- Problem: CPU maxed out on our Kubernetes control plane
- Solution: We rightsized the worker and control plane infrastructure to handle the increased traffic
About halfway to 1 million, we saw API calls begin to fail and started receiving alerts indicating Kubernetes issues. We looked at our Kubernetes control plane, and saw that the CPU had steadily increased and eventually maxed out.
Kubernetes’ CPU usage scales with the number of worker nodes. This is for two reasons:
- Each node is responsible for reporting its capacity and status to the control plane, which means more requests are hitting it.
- In the worst case, the control plane needs to look at every node when scheduling a pod to determine where there is capacity.
To eliminate the CPU bottleneck and prepare for unexpected demand surges, we:
- Vertically scaled the Kubernetes control plane by switching to machines with more resources.
- Increased each individual node size to reduce the number of nodes the control plane has to manage.

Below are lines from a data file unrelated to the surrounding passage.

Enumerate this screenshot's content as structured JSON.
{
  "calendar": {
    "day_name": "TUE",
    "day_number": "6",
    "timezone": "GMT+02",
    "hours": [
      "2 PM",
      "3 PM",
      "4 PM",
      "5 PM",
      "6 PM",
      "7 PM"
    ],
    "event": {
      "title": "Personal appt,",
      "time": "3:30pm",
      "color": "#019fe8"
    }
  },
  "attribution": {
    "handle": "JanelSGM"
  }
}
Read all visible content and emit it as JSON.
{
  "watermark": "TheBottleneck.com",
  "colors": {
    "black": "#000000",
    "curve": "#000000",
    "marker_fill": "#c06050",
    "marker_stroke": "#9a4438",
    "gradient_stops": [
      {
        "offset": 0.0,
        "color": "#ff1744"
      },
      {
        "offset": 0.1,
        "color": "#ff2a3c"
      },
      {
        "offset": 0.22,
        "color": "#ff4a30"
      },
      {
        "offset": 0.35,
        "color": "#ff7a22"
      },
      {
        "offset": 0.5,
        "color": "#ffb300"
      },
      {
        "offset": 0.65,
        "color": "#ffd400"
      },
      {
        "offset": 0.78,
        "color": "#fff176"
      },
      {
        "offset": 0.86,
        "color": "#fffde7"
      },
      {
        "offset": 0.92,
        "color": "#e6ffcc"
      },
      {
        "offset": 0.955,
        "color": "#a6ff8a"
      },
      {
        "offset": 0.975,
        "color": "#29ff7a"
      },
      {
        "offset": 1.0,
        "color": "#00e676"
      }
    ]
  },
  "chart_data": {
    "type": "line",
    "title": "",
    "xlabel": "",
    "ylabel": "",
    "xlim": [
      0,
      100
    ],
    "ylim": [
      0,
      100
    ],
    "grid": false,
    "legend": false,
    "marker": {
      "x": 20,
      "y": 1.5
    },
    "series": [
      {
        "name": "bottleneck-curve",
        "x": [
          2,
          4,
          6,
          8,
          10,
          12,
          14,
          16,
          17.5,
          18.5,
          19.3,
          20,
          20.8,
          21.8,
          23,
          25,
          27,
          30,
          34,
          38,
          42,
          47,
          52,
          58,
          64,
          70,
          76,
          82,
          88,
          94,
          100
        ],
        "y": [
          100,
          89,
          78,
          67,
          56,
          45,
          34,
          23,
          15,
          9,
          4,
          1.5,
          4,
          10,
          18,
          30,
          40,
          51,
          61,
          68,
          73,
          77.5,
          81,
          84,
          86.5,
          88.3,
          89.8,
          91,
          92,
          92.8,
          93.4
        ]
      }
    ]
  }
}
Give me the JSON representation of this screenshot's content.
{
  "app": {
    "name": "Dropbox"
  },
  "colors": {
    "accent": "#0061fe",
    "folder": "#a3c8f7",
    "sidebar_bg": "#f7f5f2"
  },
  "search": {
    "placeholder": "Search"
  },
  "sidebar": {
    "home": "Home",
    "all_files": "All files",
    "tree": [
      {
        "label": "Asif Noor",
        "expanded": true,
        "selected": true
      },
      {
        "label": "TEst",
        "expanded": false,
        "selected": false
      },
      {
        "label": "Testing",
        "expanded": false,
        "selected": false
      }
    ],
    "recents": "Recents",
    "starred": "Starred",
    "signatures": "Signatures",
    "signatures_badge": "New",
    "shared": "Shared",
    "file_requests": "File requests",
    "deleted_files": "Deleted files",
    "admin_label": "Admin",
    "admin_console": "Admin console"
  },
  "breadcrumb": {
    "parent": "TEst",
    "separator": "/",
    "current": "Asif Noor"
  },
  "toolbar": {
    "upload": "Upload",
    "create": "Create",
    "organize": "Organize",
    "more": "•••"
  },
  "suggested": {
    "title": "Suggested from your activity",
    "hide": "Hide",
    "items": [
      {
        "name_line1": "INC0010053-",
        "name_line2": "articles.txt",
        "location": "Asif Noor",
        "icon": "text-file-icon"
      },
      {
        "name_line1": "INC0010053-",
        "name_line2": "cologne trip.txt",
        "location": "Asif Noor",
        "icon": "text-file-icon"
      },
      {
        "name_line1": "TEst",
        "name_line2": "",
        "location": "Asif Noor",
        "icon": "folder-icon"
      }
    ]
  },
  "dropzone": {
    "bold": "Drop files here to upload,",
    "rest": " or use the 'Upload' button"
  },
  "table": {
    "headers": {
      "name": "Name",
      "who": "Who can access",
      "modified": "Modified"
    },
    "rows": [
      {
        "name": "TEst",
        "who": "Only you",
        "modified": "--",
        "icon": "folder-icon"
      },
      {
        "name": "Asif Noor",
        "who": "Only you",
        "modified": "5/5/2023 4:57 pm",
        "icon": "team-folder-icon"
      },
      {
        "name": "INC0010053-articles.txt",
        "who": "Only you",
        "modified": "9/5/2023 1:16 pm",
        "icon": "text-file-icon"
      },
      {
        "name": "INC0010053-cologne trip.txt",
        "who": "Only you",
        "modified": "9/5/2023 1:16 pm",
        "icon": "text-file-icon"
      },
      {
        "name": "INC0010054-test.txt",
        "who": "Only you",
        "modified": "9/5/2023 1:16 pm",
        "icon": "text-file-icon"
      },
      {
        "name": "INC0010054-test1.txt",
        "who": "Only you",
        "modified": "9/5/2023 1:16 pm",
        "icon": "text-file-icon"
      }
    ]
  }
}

By increasing the size of each individual node, we also reduced per-node overhead and consolidated image caching, allowing us to schedule new rooms faster.
We also have the ability to add new clusters, giving us a way to scale horizontally so that we're not limited by the amount of nodes a single cluster can handle.
With this last obstacle out of the way, we ran the test again, and the results speak for themselves:
We were thrilled to see the platform scale up so smoothly, and we suspect it could have continued well past the 1.1M CCU that we cut it off at. With renewed confidence in the product we’ve built, we’re excited to onboard more game developers and studios so that they can create amazing games without worrying about scale.
We’re launch ready and you can be too
At this point we know that out platform can support one million concurrent users, and that we’ll have peace of mind on Stormgate’s launch day.
We want to help other studios feel the same confidence as Frost Giant on their own launch days, and we built a useful client test harness that is easily reusable. If you have a multiplayer game and you want to make sure it can scale, please reach out to us at email@example.com. We would love to partner with you to perform a similar test for your next hit.